Pu’uhonua O Honaunau National Park on the Big Island, Hawaii
Never having been in a warm climate for the holidays, I was both excited and saddened while preparing to head from Seoul to Hawaii for Christmas. Of course, as soon I stepped foot off of the airplane and felt the warm air smack my face with full force all lingering feelings about missing possible snow, and other “Christmas”-like weather flitted right out of my head. What was I thinking? Hawaii was amazing and I did NOT miss any of the cold blistering wind gusts of winter or any of the other holiday season “necessities” that I deemed as such only because I grew up in the cold state of Ohio in the US.
The start of the trip was really awful and mostly because Hawaiian Airlines doesn’t live up to the visions that the name “Hawaiian” connotes but I’m not going to dwell on what could have been. Once at our destination, the fun really started and yes, Hawaii is truly breathtaking.

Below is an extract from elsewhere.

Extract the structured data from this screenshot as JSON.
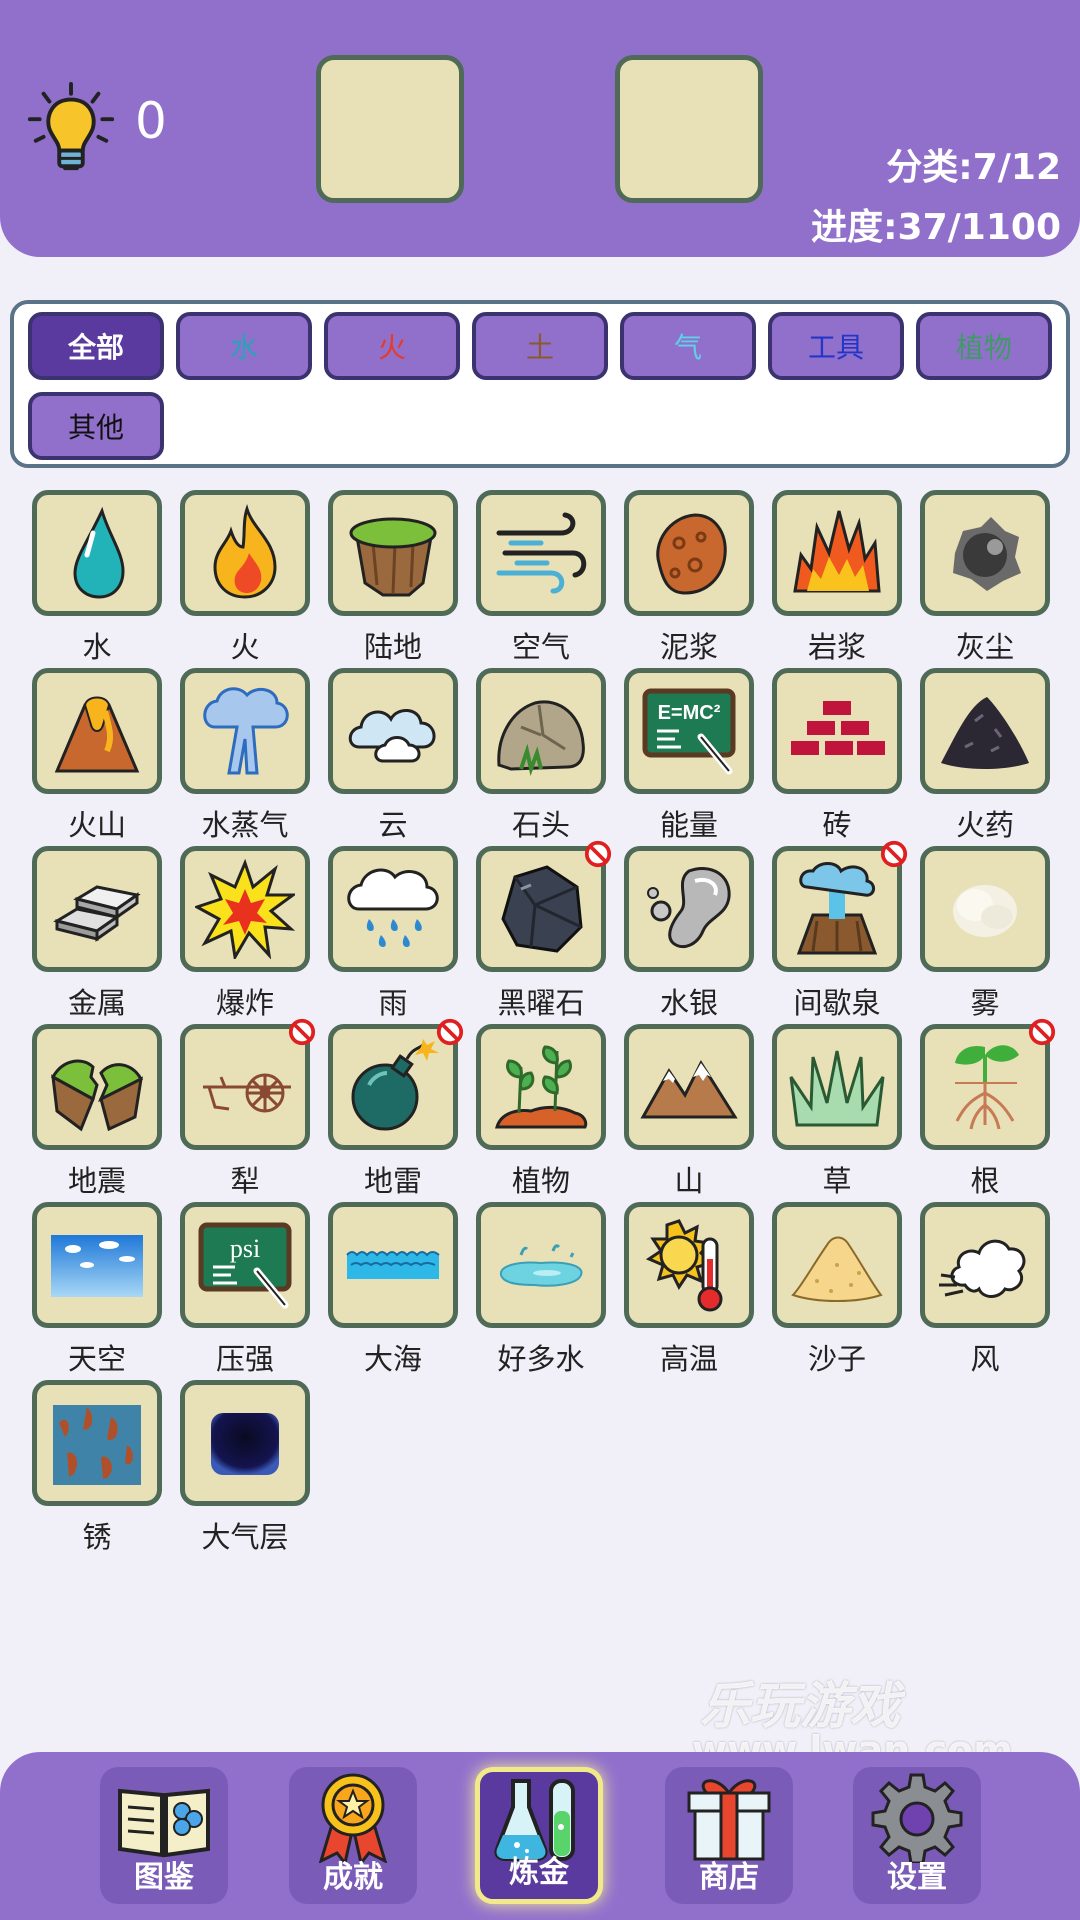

We started off the trip by visiting Pu’uhonua O Honaunau National Historical Park where we learned of old laws and certain death. White sand leads from the parking lot to the coast that is lined with black lava rocks and what immediately stands out is the hut known as pu’uhonua or the “place of refuge” that is surrounded by the “Great Wall”. The wall is 17 feet thick and 10 feet tall and stretches 965 feet around the sacred land which is the only preserved refuge site visitors are still able to see today. Wooden totems surround the refuge that once protected and redeemed the Hawaiians.
This is a sacred place that protected defeated warriors, anyone who didn’t want to fight during times of war and those that violated the sacred laws, or kapu. In old Hawaii, those that broke a law faced death unless they could break free from their captors and make it to this place of refuge. Once here, the offender would be absolved by a priest and would be free to leave and the noncombatant would be protected until the battle ended. The area doesn’t have a ton to see in the way of buildings, but the lava rocks, carved wooden totems known as ki’i and the tall palm trees were a perfect “aloha” to Hawaii. After walking around the remnants we soaked in the tide pools and enjoyed the waves for a bit before heading to the house our family had rented out for the week we’d be on the Big Island.
Pu’uhonua O Honaunau National Historical Park
Address: 1871 Trail, Captain Cook, HI 96704, United States
Phone: +1 808-328-2326
Hours: 7:00am ~ 15 minutes before sunset
Visitor Center Hours: 8:30am ~ 4:30pm daily
Admission & Other fees: $5 per vehicle (this fee admits a single private vehicle and all passengers up to 8) (pass can be used for 7 days); $3 per person (this fee is for anyone entering by foot, bicycle or motorcycle) (pass can be used for 7 days)
Amenities: parking lot, audio tour, bathrooms